Surrogacy

Surrogacy is when a woman carries and gives birth to a baby for another woman who cannot do that for medical reasons.

Surrogacy may be suitable for a woman that has a medical condition that makes it impossible or dangerous to get pregnant and/or give birth.

Some of the medical conditions that might make surrogacy necessary include:

  • Absence or malformation of the womb
  • Recurrent pregnancy loss or repeated IVF implantation failures
  • Severe heart or renal disease

Types of surrogacy:

Full surrogacy (also known as Host or Gestational Surrogacy)  Full surrogacy involves the implantation of embryos created using either:

  • eggs and sperm of the intended parents
  • donated eggs fertilized with sperm from the intended father
  • embryos created using donor eggs and donor sperm

Partial surrogacy (also known Straight or Traditional Surrogacy)  Partial surrogacy involves sperm from the intended father and an egg from the surrogate. Partial Surrogacy is not allowed in Cyprus.

Many factors are important for a successful surrogacy treatment including the following:

  • the surrogate’s ability to get pregnant
  • the age of the woman who provides the egg
  • the quality of the gametes provided by the commissioning couple

If the above factors are optimal, then the pregnancy rate must be high (60-70% on first embryo transfer).

Legal issues associated with surrogacy in Cyprus:    

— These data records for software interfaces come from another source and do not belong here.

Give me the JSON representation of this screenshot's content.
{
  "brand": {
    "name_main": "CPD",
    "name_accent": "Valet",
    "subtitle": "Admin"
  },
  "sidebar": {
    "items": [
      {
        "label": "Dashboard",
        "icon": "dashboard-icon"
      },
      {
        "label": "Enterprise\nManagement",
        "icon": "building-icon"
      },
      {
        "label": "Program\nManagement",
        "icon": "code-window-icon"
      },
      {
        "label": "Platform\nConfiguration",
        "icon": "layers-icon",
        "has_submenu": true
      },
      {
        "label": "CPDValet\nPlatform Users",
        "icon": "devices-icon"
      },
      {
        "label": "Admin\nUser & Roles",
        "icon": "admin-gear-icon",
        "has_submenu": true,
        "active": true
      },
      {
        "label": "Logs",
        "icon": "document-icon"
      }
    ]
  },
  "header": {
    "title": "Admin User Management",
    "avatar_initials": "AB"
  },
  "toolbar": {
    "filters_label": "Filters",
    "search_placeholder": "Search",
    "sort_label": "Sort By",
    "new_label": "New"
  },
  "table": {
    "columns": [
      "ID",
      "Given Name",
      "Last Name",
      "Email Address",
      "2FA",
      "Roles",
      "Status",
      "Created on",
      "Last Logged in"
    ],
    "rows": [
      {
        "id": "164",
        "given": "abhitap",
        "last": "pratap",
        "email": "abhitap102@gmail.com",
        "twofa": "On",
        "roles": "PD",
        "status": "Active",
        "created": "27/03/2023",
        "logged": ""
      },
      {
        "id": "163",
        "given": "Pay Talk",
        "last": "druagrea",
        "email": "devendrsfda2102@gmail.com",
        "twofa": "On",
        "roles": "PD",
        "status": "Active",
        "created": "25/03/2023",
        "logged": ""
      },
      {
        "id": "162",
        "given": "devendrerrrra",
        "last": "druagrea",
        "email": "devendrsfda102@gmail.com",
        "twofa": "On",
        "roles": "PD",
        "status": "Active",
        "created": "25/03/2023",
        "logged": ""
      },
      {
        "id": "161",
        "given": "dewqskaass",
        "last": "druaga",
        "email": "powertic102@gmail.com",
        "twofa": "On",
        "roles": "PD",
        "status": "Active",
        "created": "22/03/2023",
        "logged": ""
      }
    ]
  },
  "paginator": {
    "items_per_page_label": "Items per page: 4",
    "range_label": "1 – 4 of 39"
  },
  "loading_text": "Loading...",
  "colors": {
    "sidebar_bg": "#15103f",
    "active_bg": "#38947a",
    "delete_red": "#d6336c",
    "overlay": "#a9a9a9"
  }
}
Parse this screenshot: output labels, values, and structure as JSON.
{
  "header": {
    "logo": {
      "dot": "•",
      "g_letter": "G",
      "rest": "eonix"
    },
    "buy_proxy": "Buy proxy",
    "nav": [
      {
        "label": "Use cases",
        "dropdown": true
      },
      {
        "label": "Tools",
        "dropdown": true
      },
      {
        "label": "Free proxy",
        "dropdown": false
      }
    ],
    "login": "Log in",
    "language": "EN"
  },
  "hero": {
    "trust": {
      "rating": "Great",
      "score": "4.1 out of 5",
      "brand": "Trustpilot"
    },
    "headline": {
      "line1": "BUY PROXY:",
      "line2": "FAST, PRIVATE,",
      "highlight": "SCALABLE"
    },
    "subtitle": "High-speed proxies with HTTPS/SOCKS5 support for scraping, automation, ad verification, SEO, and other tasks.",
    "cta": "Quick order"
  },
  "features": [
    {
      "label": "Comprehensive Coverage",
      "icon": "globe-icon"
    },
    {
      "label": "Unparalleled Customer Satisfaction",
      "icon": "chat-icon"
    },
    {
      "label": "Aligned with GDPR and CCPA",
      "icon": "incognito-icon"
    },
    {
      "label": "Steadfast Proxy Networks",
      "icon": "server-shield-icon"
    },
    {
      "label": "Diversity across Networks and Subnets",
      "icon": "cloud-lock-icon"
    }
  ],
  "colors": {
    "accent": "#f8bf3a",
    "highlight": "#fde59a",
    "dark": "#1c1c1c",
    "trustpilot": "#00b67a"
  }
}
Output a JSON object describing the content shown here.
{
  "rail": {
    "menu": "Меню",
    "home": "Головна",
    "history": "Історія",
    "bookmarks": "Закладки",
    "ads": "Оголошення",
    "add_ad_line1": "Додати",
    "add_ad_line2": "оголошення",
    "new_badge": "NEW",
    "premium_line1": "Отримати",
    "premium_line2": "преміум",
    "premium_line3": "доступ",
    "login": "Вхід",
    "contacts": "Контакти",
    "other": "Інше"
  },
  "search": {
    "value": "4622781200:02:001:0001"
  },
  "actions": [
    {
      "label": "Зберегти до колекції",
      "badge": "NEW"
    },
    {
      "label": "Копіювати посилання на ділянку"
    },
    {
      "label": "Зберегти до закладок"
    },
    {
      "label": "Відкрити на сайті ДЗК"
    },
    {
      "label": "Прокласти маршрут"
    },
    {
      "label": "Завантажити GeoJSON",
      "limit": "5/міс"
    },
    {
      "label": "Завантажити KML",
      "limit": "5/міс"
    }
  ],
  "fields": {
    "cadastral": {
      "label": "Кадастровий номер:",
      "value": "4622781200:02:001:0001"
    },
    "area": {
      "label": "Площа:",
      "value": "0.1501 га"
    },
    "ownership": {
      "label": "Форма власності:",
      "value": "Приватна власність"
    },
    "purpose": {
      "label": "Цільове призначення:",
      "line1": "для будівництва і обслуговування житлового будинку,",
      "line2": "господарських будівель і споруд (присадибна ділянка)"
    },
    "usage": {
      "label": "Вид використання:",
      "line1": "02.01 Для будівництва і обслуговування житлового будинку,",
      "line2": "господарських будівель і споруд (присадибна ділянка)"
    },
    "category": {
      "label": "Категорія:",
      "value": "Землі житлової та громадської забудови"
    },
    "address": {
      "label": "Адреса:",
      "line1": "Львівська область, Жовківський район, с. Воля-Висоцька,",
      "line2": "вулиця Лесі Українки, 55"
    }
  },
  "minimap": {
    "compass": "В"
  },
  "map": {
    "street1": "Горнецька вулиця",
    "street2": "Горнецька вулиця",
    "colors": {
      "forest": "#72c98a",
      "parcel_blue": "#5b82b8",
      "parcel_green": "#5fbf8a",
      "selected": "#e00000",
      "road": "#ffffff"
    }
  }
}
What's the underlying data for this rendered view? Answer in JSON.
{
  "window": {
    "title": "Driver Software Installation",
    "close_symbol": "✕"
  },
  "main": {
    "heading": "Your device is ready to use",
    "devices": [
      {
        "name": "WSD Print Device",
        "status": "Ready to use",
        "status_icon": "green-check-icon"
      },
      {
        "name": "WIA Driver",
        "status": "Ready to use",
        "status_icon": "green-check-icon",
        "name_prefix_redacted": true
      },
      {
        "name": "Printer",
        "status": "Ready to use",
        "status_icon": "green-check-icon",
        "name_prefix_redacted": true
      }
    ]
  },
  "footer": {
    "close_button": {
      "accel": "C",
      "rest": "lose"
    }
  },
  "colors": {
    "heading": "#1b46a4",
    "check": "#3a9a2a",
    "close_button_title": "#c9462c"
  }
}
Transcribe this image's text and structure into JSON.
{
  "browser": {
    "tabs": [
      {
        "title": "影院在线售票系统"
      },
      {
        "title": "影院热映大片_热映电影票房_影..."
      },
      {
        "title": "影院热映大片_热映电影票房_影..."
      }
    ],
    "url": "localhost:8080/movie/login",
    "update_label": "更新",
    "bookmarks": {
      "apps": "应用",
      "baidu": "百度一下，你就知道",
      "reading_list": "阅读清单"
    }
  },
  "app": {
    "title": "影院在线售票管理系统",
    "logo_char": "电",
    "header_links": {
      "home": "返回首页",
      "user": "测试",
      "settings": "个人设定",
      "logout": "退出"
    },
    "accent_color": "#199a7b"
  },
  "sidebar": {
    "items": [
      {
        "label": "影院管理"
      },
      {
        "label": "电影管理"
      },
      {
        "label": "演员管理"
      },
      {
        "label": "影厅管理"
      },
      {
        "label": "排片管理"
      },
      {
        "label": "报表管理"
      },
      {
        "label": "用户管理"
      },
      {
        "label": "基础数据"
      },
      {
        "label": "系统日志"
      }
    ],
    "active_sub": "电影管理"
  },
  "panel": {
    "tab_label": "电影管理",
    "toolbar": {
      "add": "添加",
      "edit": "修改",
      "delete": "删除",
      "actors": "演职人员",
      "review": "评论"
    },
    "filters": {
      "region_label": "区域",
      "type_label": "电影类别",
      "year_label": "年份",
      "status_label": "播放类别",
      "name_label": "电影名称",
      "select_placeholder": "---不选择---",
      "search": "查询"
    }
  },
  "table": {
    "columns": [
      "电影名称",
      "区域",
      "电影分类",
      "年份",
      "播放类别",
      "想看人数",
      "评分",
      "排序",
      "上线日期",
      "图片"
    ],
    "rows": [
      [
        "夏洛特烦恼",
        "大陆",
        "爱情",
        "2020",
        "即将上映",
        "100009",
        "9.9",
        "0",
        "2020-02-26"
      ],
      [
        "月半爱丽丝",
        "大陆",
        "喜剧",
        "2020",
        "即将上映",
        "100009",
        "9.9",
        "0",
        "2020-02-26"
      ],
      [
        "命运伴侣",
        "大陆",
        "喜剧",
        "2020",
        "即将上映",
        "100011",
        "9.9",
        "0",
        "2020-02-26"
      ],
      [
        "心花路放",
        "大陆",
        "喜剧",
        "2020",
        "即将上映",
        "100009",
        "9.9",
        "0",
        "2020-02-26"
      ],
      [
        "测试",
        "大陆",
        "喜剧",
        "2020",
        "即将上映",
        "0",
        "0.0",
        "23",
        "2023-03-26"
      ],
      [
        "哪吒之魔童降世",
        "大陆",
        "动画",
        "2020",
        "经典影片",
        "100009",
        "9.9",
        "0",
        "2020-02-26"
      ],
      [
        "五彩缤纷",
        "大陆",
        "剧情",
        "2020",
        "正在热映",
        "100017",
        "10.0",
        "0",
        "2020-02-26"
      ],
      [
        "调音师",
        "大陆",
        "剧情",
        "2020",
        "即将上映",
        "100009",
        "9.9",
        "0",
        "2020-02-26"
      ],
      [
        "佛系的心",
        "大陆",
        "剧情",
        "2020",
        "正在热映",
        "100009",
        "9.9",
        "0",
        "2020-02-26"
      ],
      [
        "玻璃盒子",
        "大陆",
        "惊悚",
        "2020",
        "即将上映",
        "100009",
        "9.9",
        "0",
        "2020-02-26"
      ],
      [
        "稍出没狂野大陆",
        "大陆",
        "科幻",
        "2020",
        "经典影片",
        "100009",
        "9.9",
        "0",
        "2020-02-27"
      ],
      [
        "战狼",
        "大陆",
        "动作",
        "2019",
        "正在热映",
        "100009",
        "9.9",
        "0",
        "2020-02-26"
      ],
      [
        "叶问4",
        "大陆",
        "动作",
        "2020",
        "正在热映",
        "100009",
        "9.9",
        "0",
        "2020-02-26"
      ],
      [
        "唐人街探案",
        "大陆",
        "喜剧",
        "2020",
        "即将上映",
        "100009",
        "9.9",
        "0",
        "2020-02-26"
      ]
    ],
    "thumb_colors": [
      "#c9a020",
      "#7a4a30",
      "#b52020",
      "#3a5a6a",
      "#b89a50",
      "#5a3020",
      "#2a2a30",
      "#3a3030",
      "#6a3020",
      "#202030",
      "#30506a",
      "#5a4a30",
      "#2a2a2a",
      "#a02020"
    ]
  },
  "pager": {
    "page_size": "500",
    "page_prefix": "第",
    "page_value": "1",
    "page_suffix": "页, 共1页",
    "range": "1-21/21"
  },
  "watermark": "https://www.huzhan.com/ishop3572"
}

The latest legislation established on May 2015 in Cyprus allows surrogacy for married couples or couples in a civil partnership and who are residence of Cyprus. Currently non-Cypriot residents are not allowed to proceed with surrogacy treatment in Cyprus, although changes in the law are presently under way, therefore please keep in touch with our clinic for the forthcoming legislation related to non-residents of Cyprus. In order to proceed with surrogacy treatment, the couple must apply to the Board of Medically Assisted Reproduction to get approval.

For the commissioning couple:

  1. Gynecologist’s report confirming that the female patient cannot carry a child and explaining the reasons
  2. Psychiatrist report for the couple
  3. Police certificates for the couple with special reference to sexual exploitation of children

For the surrogate:

  • Gynecologist’s report confirming that the surrogate is healthy and able to carry and deliver a child
  • Psychiatrist report
  • Police certificate with special reference to sexual exploitation of children

It is very important to note:

  • No adoption is needed as a surrogate has no rights on the child to be born.
  • The couple is fully responsible in selecting the surrogate. Pedieos IVF can propose a surrogate for the commissioning couple and make the initial introduction, but it is entirely up to the couple to decide which surrogate they would like to select.
  • The couple and the surrogate will come up with a financial agreement about compensation with the potential surrogate mother. Reasonable expenses of the surrogate are allowed, for example: medical expenses, clothes, travel expenses, pregnancy-related diet and supplements and loss of earnings.
  • Commercial agents are not allowed to interfere.

Choosing a surrogate

The couple should choose a woman capable of having a safe, healthy pregnancy and birth. It is also vital that the couple builds up a trusting relationship with the surrogate.

Ideally surrogates should be under the age of 35, in order to ensure that any age-related pregnancy complications are minimized.

It is also possible for the couple to bring their own surrogate. Surrogates from abroad are also an option, however they must be able to live in Cyprus after the 28th week of gestation and up to the date of delivery.